Inside chassis (input side)
Another view of the input side. The little can electrolytic at the top left is a B+ filter for the input stage, connected to B+ through the 4.7K 1W resistor you can see. An ALPS 29mm volume control is at the far right. The 47K 1W resistors are the plate loads for the first stage. You can see one of the plate resistors, and a little blue resistor that connects to the grid of the upper tube, for one of the output stages. The rest are hidden under the capacitors.
Some construction hints
As you can see from these pictures, the inside of this chassis (which is 6" x 9" x 3") is really crowded. I used this chassis (which is a deep-drawn aluminum box) because I had it - I would advise using a larger chassis, maybe 9" x 12", or even larger. If you use a bigger chassis you can separate the power supply (especially the transformer) from the other parts, and don't have to worry so much about laying out the parts so that everything fits. Especially if you are inexperienced in point-to-point wiring, it's a lot easier if you have room to spread things out and get the soldering iron in there without melting anything.
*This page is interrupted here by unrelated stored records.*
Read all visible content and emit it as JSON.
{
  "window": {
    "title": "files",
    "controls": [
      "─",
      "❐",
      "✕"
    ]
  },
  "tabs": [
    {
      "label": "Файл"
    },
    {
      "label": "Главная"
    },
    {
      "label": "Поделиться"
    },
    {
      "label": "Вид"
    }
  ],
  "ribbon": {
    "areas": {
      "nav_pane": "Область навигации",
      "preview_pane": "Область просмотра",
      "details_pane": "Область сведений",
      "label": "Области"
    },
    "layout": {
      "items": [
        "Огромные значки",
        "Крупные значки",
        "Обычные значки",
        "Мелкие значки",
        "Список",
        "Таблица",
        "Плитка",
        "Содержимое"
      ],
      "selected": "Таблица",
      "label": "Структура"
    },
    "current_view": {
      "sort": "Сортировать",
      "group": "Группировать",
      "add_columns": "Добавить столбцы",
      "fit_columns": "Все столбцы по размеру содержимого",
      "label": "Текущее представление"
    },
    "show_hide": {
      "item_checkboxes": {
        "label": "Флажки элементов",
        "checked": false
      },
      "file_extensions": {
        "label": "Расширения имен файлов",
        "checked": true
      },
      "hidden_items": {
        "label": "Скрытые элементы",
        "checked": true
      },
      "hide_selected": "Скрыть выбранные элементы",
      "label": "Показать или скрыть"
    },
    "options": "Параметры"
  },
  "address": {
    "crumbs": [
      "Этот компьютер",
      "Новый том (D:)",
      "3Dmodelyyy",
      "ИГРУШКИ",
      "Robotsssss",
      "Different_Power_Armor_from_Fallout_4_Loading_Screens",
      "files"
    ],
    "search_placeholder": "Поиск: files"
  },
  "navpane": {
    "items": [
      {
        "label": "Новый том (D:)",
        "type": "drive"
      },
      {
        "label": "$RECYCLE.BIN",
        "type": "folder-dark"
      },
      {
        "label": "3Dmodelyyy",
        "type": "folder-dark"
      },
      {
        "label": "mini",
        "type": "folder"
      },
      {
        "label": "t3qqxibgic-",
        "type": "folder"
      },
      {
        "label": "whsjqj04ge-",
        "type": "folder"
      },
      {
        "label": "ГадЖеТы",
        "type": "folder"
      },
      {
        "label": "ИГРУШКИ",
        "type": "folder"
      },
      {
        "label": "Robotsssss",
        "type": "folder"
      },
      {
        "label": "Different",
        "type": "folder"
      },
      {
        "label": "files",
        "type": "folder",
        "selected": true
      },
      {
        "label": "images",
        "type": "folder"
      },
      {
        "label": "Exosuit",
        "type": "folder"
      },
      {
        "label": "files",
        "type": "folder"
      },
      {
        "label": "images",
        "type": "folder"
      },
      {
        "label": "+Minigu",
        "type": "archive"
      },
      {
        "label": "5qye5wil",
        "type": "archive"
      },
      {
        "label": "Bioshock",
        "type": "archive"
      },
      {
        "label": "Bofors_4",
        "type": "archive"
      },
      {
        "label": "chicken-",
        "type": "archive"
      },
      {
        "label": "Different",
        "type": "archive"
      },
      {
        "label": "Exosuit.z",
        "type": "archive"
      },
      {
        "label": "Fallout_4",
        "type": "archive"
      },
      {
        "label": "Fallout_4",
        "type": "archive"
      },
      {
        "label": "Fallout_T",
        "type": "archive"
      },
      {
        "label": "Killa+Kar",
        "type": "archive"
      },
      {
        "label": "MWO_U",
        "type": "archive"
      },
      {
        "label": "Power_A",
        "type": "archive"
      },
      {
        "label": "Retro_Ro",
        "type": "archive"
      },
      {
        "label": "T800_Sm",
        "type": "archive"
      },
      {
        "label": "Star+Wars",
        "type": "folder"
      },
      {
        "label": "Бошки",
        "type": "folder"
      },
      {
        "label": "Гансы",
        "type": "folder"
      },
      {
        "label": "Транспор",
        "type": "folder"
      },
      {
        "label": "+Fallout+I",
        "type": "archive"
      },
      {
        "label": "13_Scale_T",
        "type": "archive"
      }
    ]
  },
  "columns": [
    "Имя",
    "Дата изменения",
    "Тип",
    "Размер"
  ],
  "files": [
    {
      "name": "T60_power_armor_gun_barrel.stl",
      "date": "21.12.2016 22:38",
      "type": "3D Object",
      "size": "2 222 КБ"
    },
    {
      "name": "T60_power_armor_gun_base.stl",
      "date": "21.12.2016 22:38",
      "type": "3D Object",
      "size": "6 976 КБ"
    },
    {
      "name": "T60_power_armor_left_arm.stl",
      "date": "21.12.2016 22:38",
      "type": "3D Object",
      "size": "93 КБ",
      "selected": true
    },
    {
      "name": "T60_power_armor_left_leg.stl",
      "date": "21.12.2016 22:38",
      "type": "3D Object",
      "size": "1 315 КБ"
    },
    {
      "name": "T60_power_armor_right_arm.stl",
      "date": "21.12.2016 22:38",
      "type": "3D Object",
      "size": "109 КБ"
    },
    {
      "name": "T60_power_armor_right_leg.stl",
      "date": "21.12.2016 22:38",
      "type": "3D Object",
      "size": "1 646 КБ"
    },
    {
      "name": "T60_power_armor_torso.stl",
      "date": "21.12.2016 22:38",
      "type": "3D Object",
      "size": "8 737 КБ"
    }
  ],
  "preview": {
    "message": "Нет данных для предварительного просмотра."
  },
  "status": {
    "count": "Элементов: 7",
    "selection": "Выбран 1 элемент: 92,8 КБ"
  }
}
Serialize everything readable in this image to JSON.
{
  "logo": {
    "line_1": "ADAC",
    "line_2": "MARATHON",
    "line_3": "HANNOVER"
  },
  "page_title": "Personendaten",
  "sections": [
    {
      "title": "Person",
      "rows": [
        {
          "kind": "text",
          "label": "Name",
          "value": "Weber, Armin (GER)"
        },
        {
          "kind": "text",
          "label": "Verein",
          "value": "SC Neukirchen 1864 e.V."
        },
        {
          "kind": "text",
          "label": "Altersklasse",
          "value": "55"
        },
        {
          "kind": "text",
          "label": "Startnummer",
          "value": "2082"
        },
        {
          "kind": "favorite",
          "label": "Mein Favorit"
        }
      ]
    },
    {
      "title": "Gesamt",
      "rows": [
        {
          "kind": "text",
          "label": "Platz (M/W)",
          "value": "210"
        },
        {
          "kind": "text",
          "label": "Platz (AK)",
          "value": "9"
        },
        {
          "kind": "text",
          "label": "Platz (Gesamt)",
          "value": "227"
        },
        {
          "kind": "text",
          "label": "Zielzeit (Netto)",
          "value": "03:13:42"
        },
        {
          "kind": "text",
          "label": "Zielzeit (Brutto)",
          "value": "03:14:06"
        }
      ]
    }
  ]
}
Even crammed together like this, the amp is VERY quiet. No audible hum or noise.